Often times I have clients tell me they have a Will that was prepared years ago and it is no longer valid. My response to them is that a Will is generally valid unless it is revoked. The fact a Will was prepared years ago does not automatically make a Will invalid. A Will can be revoked by destroying the Will with the intent and purpose of revoking it or by signing a new Will. If the Will has not been torn up or cancelled by other means, it is likely still valid. It is important to know that Washington law requires that any person having custody or control of any Will, must deliver the Will to the personal representative or the court having jurisdiction upon being notified of the death of the testator, so that prior Will could very well end up being carried out. That said, it is very important to review your Will and update it if it no longer reflects your wishes.
A good rule of thumb is that you should review your estate plan every 3 – 5 years or when there is a significant change in your life. You should consider whether you have had any changes in your family, such as births, deaths, marriages, or divorces. You should also consider whether your financial situation has significantly changed. Bottom line, you need to decide whether your estate plan, which includes your Will, still accurately sets forth your wishes as to who will receive your property at your death and who will carry out your wishes.
If you find you have had changes since your Will was prepared or since the last update, you may benefit by sitting down and with an experienced estate planning attorney to determine if it needs adjusting.

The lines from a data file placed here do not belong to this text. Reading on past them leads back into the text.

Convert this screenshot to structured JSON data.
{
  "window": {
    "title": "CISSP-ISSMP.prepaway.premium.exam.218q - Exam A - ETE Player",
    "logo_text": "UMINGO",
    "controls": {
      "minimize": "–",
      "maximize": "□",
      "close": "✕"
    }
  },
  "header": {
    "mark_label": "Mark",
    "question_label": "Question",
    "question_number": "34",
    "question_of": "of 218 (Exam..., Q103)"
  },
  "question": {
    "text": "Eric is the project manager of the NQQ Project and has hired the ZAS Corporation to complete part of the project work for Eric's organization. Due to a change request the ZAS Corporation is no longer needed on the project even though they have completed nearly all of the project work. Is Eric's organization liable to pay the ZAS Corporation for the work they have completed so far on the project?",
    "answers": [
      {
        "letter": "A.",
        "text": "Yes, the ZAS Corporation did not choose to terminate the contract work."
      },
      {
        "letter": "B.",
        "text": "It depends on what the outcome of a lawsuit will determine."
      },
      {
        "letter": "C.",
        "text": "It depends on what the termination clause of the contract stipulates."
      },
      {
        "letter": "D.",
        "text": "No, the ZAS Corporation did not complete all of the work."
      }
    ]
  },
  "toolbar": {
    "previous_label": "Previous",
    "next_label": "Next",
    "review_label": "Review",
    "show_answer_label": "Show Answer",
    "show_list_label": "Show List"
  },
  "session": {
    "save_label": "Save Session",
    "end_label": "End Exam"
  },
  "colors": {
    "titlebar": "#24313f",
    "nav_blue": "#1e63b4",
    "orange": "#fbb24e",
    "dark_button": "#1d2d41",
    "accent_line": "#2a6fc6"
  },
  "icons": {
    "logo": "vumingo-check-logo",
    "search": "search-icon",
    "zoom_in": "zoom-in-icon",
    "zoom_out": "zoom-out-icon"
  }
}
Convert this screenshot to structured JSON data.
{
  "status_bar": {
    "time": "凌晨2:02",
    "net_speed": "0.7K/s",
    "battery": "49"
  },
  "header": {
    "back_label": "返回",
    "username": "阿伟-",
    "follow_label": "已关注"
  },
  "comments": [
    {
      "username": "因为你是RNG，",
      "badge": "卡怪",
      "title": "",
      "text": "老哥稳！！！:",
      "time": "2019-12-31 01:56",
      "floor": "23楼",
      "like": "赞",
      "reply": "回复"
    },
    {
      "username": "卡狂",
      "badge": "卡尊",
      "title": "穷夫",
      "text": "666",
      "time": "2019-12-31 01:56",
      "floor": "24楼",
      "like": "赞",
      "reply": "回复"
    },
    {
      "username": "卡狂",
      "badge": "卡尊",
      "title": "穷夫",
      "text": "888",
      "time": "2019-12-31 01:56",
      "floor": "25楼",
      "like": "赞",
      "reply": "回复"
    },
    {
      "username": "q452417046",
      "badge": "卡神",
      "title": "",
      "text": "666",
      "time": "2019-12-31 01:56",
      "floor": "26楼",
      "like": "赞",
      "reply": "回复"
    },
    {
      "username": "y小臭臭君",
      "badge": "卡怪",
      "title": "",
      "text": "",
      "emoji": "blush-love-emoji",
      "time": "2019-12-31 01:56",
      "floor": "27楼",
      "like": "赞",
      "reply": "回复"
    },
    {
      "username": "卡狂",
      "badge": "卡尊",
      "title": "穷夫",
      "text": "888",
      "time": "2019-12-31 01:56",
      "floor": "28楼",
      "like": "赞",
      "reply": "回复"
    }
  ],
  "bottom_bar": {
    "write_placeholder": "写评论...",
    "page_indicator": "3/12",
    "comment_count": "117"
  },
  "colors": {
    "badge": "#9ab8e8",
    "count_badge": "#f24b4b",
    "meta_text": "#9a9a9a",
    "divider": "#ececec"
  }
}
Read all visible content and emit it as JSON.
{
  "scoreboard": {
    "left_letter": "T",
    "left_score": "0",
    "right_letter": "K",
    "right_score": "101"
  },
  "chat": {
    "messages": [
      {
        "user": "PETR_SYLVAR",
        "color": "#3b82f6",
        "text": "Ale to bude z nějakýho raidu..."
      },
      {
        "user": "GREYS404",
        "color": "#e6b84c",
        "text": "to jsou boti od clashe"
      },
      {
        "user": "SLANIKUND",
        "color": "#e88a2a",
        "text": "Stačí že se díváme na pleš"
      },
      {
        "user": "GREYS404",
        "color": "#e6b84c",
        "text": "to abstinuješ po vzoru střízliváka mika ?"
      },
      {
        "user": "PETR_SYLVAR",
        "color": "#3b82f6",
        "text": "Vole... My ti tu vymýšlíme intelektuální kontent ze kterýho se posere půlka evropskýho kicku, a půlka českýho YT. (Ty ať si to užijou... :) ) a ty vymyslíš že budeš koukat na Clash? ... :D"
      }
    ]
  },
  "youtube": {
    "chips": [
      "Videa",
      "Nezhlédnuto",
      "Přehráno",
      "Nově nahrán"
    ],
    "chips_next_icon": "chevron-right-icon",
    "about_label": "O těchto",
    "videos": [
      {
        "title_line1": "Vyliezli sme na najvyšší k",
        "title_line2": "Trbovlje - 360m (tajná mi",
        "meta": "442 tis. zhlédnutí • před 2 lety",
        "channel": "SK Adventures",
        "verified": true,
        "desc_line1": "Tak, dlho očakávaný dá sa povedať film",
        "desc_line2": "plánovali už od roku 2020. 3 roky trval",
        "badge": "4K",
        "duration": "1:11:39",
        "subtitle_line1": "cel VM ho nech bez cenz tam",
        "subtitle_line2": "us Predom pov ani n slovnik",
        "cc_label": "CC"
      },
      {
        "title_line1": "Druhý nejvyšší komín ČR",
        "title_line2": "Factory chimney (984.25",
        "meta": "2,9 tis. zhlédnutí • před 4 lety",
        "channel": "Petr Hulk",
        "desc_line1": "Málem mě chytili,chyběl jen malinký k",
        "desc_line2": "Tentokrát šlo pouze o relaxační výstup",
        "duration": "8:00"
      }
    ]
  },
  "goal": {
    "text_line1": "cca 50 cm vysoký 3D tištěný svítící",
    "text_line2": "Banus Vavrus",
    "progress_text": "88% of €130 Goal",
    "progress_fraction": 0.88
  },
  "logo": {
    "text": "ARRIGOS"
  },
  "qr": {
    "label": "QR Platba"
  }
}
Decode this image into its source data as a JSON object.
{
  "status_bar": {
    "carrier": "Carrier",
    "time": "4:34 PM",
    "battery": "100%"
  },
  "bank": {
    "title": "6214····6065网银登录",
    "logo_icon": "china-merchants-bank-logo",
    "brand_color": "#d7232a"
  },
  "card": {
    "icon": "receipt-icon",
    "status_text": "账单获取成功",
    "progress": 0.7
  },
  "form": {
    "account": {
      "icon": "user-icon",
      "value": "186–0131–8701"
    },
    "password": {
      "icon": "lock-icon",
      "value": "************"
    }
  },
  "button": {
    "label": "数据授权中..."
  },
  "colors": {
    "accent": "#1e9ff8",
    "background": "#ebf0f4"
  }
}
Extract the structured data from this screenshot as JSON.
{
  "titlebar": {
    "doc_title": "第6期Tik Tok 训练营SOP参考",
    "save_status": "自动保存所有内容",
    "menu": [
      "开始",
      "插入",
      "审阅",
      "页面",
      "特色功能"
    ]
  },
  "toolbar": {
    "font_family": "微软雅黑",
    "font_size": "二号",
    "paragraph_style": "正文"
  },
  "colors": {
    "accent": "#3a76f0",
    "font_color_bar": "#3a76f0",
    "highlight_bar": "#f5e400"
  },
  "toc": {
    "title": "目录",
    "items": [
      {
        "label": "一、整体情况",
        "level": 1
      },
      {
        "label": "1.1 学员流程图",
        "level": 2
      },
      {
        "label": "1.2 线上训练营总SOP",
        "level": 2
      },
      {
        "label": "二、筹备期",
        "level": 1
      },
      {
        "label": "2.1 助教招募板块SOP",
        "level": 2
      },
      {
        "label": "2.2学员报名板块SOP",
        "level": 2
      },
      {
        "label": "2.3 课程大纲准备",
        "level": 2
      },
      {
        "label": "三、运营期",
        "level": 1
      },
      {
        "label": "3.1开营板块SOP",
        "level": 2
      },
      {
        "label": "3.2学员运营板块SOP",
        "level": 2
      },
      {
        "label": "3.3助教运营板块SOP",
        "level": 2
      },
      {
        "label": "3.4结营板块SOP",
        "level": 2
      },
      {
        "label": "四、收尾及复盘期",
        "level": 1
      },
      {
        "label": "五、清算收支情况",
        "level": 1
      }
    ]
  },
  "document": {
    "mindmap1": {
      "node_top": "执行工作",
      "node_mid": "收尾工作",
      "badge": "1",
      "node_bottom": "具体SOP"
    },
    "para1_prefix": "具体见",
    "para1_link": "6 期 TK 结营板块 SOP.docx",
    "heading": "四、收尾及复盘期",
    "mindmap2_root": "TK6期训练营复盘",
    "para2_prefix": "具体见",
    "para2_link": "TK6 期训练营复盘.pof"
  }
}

Your Will can be adjusted in two ways, by signing a Codicil to your Will or by signing a new Will. A Codicil is a supplement to your Will that explains, modifies or revokes a Will or part of one. Once you and your attorney decide what updates are necessary, your attorney will advise you whether a Codicil or a new Will is the best method for your updates.